+++ Dataset excerpts +++

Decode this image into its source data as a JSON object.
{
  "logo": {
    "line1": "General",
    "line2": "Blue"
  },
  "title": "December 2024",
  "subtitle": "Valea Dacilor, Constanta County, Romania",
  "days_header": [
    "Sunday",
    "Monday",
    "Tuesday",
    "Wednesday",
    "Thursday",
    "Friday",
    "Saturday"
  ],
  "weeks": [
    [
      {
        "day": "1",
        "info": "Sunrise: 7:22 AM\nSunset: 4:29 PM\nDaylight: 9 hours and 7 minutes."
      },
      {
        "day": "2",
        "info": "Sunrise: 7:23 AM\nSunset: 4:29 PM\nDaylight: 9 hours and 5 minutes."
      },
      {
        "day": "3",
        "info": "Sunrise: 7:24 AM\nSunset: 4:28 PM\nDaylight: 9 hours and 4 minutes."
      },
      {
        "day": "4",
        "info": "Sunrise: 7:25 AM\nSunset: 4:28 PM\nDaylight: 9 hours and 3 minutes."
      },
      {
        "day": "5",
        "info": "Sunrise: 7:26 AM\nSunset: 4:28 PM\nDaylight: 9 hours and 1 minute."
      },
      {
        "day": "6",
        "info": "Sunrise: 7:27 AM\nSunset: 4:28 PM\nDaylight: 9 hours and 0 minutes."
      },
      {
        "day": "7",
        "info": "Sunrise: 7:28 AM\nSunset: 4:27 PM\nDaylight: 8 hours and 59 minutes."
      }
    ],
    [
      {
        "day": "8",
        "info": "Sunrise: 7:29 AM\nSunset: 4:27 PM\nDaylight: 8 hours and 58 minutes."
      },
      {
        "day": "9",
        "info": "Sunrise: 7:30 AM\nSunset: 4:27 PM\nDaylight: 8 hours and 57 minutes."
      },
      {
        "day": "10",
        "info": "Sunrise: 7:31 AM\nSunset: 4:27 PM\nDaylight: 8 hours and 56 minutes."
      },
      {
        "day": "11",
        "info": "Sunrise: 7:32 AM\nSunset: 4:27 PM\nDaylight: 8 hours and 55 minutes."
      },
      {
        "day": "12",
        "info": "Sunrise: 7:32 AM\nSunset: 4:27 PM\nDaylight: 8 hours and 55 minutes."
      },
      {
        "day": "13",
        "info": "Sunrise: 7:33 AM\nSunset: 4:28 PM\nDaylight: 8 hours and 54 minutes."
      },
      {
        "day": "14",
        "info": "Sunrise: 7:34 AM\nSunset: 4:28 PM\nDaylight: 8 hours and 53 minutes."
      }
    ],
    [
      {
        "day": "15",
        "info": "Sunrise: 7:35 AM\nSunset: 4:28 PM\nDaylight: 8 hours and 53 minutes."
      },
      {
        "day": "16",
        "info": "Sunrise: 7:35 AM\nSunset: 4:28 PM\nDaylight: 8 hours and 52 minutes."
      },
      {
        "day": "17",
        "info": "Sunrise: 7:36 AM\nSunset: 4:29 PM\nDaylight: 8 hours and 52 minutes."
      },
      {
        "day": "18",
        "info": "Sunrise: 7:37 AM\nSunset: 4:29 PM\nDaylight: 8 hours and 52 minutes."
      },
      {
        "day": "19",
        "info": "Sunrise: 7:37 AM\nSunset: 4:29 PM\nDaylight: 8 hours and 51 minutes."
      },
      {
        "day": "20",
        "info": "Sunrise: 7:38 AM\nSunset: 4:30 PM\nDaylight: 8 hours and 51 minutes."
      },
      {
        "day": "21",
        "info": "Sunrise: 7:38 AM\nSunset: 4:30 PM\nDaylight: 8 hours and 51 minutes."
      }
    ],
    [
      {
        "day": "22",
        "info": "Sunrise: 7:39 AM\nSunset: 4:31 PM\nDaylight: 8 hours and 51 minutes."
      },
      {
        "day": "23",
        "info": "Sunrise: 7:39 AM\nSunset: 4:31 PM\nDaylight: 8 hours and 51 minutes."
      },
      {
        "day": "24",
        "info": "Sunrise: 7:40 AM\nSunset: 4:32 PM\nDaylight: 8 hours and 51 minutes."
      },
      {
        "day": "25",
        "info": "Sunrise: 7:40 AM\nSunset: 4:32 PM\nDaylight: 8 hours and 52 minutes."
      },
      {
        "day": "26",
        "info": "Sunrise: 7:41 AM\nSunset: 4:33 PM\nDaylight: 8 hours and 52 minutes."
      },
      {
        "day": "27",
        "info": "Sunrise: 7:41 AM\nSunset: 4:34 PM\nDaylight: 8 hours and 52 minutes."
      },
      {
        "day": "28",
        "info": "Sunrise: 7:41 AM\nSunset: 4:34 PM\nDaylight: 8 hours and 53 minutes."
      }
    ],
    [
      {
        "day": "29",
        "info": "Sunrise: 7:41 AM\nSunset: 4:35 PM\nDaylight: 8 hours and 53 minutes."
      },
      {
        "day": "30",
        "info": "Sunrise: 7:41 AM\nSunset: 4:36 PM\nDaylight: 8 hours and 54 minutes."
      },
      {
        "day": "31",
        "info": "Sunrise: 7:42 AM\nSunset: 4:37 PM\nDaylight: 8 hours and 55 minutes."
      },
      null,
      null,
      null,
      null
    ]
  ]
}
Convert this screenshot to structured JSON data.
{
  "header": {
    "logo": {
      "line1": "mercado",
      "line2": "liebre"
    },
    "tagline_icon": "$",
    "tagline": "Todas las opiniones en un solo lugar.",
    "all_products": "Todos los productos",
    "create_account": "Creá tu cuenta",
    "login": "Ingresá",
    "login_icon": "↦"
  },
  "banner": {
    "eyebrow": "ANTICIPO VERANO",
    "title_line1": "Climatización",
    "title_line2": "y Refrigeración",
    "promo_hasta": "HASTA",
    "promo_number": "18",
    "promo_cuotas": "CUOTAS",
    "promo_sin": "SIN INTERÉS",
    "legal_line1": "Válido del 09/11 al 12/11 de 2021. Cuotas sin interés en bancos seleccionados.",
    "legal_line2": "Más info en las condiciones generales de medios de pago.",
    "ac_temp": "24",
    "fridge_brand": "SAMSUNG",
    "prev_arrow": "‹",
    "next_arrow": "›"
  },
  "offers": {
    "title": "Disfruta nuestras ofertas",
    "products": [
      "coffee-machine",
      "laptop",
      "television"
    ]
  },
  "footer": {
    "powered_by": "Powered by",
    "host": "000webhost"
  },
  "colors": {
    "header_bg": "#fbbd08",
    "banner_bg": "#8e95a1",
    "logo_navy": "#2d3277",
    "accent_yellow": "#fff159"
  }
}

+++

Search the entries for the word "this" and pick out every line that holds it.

## Answer box
Decode this image into its source data as a JSON object.
Convert this screenshot to structured JSON data.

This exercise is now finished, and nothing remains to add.